= Assignment =
Retype, exactly and with both ends included, the lines below from the one containing "What data populates" through the end; omit the pictures.

Start of Raw data

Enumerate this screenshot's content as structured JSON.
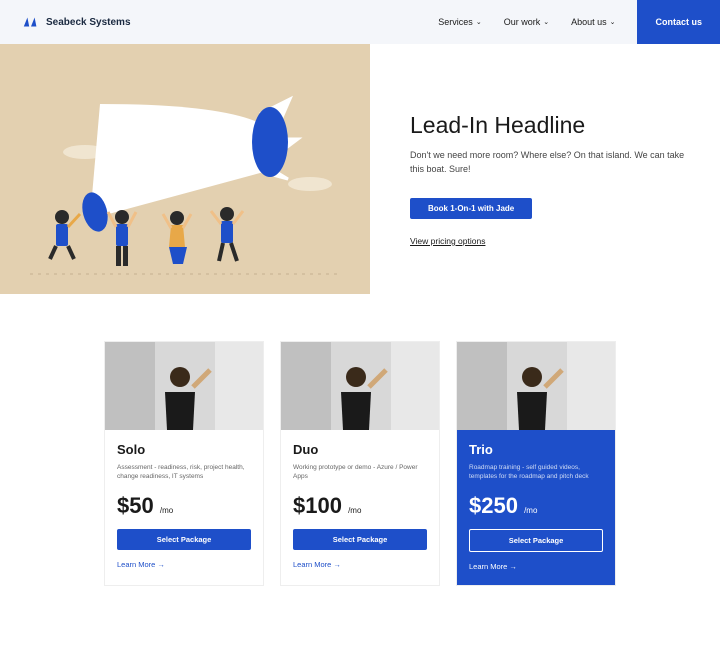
{
  "header": {
    "brand": "Seabeck Systems",
    "nav": [
      {
        "label": "Services"
      },
      {
        "label": "Our work"
      },
      {
        "label": "About us"
      }
    ],
    "contact": "Contact us"
  },
  "hero": {
    "title": "Lead-In Headline",
    "subtitle": "Don't we need more room? Where else? On that island.  We can take this boat. Sure!",
    "cta": "Book 1-On-1 with Jade",
    "link": "View pricing options"
  },
  "pricing": [
    {
      "name": "Solo",
      "desc": "Assessment - readiness, risk, project health, change readiness, IT systems",
      "price": "$50",
      "per": "/mo",
      "btn": "Select Package",
      "link": "Learn More →",
      "featured": false
    },
    {
      "name": "Duo",
      "desc": "Working prototype or demo - Azure / Power Apps",
      "price": "$100",
      "per": "/mo",
      "btn": "Select Package",
      "link": "Learn More →",
      "featured": false
    },
    {
      "name": "Trio",
      "desc": "Roadmap training - self guided videos, templates for the roadmap and pitch deck",
      "price": "$250",
      "per": "/mo",
      "btn": "Select Package",
      "link": "Learn More →",
      "featured": true
    }
  ]
}
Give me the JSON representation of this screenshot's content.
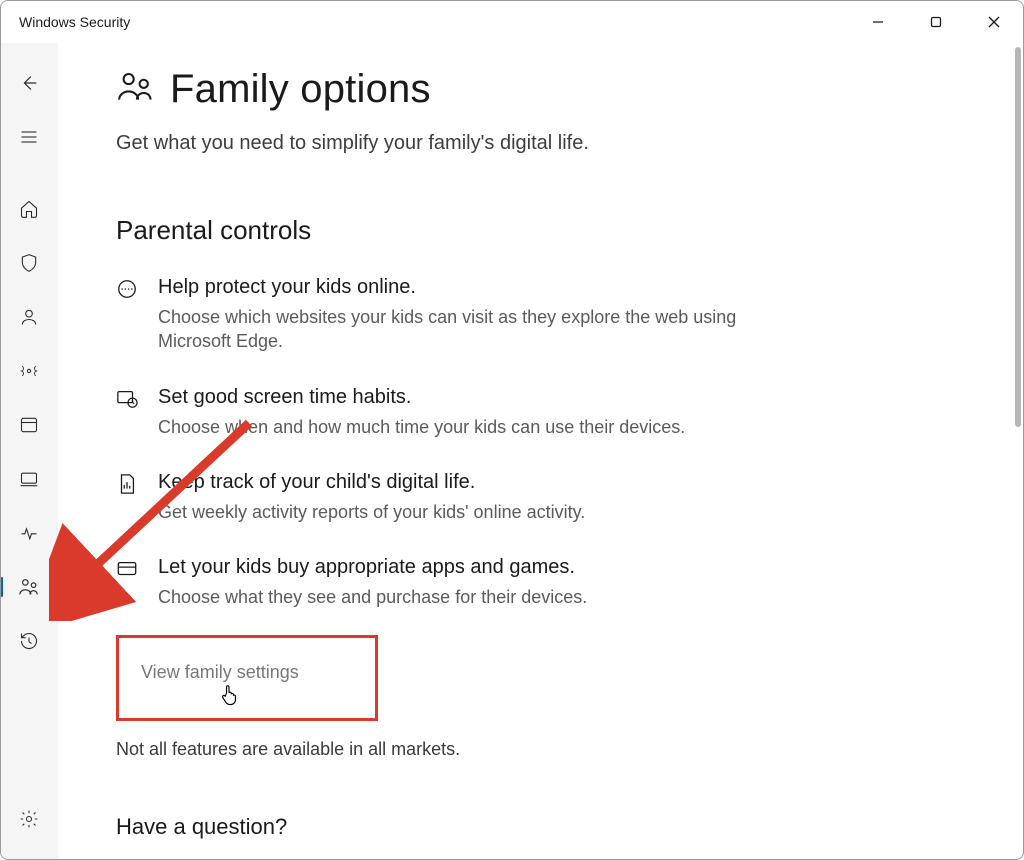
{
  "window": {
    "title": "Windows Security"
  },
  "page": {
    "title": "Family options",
    "subtitle": "Get what you need to simplify your family's digital life."
  },
  "section": {
    "title": "Parental controls"
  },
  "features": [
    {
      "title": "Help protect your kids online.",
      "desc": "Choose which websites your kids can visit as they explore the web using Microsoft Edge."
    },
    {
      "title": "Set good screen time habits.",
      "desc": "Choose when and how much time your kids can use their devices."
    },
    {
      "title": "Keep track of your child's digital life.",
      "desc": "Get weekly activity reports of your kids' online activity."
    },
    {
      "title": "Let your kids buy appropriate apps and games.",
      "desc": "Choose what they see and purchase for their devices."
    }
  ],
  "link": {
    "view_family_settings": "View family settings"
  },
  "disclaimer": "Not all features are available in all markets.",
  "question": "Have a question?",
  "annotation": {
    "highlight_color": "#d93a2b"
  }
}
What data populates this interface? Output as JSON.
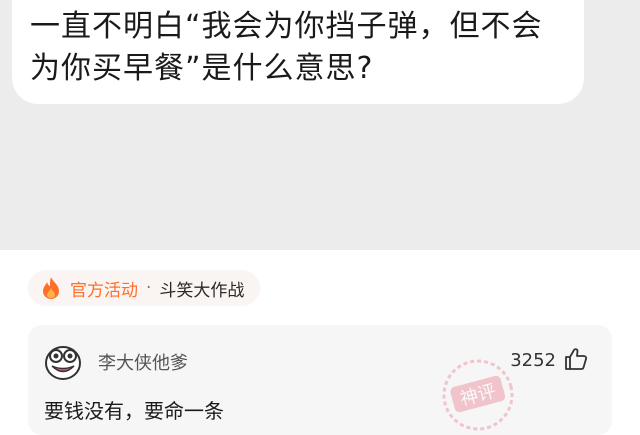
{
  "post": {
    "question": "一直不明白“我会为你挡子弹，但不会为你买早餐”是什么意思?"
  },
  "activity": {
    "tag": "官方活动",
    "separator": "·",
    "name": "斗笑大作战",
    "icon": "fire-icon",
    "accent": "#ff6e2a"
  },
  "comment": {
    "username": "李大侠他爹",
    "likes": "3252",
    "text": "要钱没有，要命一条",
    "avatar_icon": "meme-face-avatar",
    "like_icon": "thumb-up-icon",
    "stamp_text": "神评"
  }
}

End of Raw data

= Answer to this task =
What data populates this interface? Output as JSON.
{
  "post": {
    "question": "一直不明白“我会为你挡子弹，但不会为你买早餐”是什么意思?"
  },
  "activity": {
    "tag": "官方活动",
    "separator": "·",
    "name": "斗笑大作战",
    "icon": "fire-icon",
    "accent": "#ff6e2a"
  },
  "comment": {
    "username": "李大侠他爹",
    "likes": "3252",
    "text": "要钱没有，要命一条",
    "avatar_icon": "meme-face-avatar",
    "like_icon": "thumb-up-icon",
    "stamp_text": "神评"
  }
}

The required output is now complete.